April 18 (UPI) -- In comparing three classes of medication for type 2 diabetes, researchers found one class, which includes the drugs Onglyza, Janumet and Januvia, did not reduce the risk of death.
Scientists from Imperial College London found that dipeptidyl peptidase inhibitors were not as effective as two others types when compared with a placebo: sodium-glucose cotransporter inhibitors, which include Jardiance and Invokana, and glucagon-like peptide agonists, which include Victoza, Byettea, Saxenda, Bydureon and Trulicity, and are used as injectables.
Their findings were published Tuesday in the Journal of the American Medical Association.
The researchers analyzed 236 trials involving 176,310 participatns, comparing all the drugs against each other, a placebo or no treatment at all. The three groups of drugs are among the top sellers for diabetes, according to FirePharma in 2016, including $2.3 billion in sales of Januvia, $984 million of Janumet, $2.1 billion of Victoza, $738 million of Trulicity and $1.3 billion of Inkokana.
The researchers found all of the drug classes lowered blood sugar levels, but only two types reduced the risk of death when compared with a placebo. The SGLT-2 inhibitor drugs were associated with a 20 percent reduction in risk of death, compared with a placebo pill or no medication, GLP-1 agonist drugs reduced the death risk by 18 percent and the DPP-4 inhibitor drugs weren't associated with a reduced risk of mortality.

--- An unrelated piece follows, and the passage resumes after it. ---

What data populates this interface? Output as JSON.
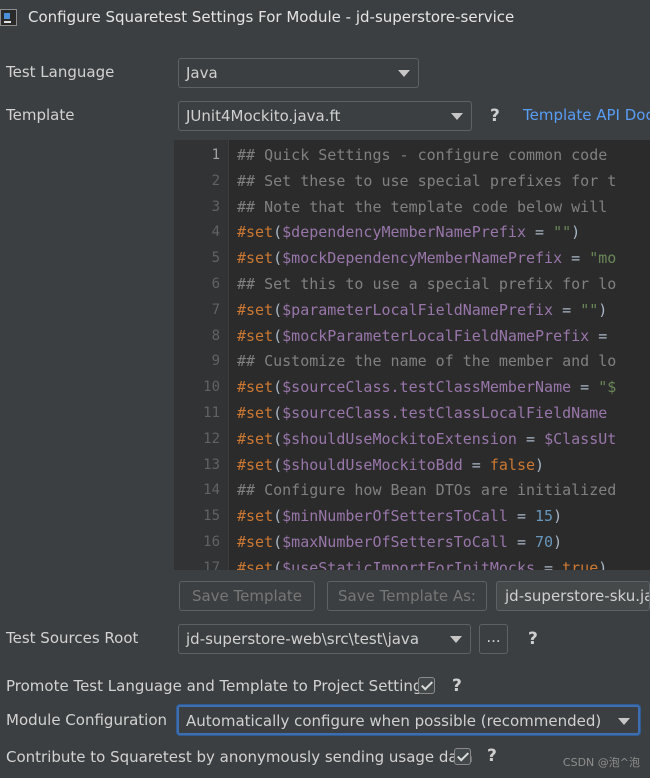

"Type 2 diabetes has become a global epidemic, with more cases than ever before," leader author Dr Sean Zheng, a researcher at the National Heart and Lung Institute at Imperial, said in a press release. "The three drug classes assessed here are being increasingly prescribed, yet until now there have been no clinical trials studying how these drugs compare to each other, and which type of drug could be the best option for patients."
In type 2 diabetes, levels of sugar in the blood to become too high, usually because of a lack of insulin.
Aside from changes to diet and exercise, most people need medication to control blood sugar.
Metformi is the most commonly prescribed drug type 2 diabetes and first on the market for the condition, but the drug sometimes doesn't work or triggers side effects.
GLT-2 inhibitors increase the amount of sugar excreted by the body, and GLP-1 agonists and DPP-4 inhibitors increase natural insulin levels.
In the study, SGLT-2 inhibitor drugs were associated with a 21 percent reduction in risk of dying from a cardiovascular event such as a heart attack or stroke and GLP-1 agonist medication was associated with a 15 percent drop. There was no reduction in risk of death from a cardiovascular event for the drugs DPP-4 inhibitors.
The SGLT-2 inhibitor drugs were associated with significant reductions in risk of heart failure compared compared with the two other.
Zheng said further work is now needed to confirm these findings and there was no evidence that any of the treatments caused harm. In addition, he said because these drugs are relatively new, they only tracked participants for a few years.
"Our hope is that in the crowded market that is diabetes medications, patients and their doctors have the necessary information to allow them to make informed decisions about long-term treatment strategies," Zheng said.